━━━━━ Material for the task ━━━━━
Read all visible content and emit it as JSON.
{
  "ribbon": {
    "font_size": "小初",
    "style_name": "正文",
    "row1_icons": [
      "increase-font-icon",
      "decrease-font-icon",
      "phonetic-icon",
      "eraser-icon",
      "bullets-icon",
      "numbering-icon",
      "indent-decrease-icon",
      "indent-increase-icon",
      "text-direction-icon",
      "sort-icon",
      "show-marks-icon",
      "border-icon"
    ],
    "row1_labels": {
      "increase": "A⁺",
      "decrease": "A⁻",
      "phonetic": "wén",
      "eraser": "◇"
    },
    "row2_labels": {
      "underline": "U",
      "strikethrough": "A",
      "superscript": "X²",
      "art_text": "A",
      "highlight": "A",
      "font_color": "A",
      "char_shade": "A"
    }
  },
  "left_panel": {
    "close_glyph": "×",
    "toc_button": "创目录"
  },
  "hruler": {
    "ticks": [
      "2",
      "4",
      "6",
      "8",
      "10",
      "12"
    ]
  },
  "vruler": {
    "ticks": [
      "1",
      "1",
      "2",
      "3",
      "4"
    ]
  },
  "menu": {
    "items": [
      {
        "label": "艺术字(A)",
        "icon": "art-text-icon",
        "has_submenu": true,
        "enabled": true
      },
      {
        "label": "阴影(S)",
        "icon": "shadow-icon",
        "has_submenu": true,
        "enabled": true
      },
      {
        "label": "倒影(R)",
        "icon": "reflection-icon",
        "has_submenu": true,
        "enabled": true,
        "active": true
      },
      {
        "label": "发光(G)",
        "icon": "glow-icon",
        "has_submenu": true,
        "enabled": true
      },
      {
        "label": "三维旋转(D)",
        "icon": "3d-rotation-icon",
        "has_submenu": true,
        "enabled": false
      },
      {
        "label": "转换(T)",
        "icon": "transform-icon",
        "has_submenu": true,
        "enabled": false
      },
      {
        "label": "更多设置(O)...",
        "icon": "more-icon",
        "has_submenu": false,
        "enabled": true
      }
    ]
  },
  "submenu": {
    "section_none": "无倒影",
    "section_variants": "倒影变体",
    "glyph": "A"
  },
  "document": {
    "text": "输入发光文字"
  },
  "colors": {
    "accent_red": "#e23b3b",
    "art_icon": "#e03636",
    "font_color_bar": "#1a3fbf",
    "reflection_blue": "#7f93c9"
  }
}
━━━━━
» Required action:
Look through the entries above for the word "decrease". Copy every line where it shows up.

» Problem solution:
      "decrease-font-icon",
      "indent-decrease-icon",
      "decrease": "A⁻",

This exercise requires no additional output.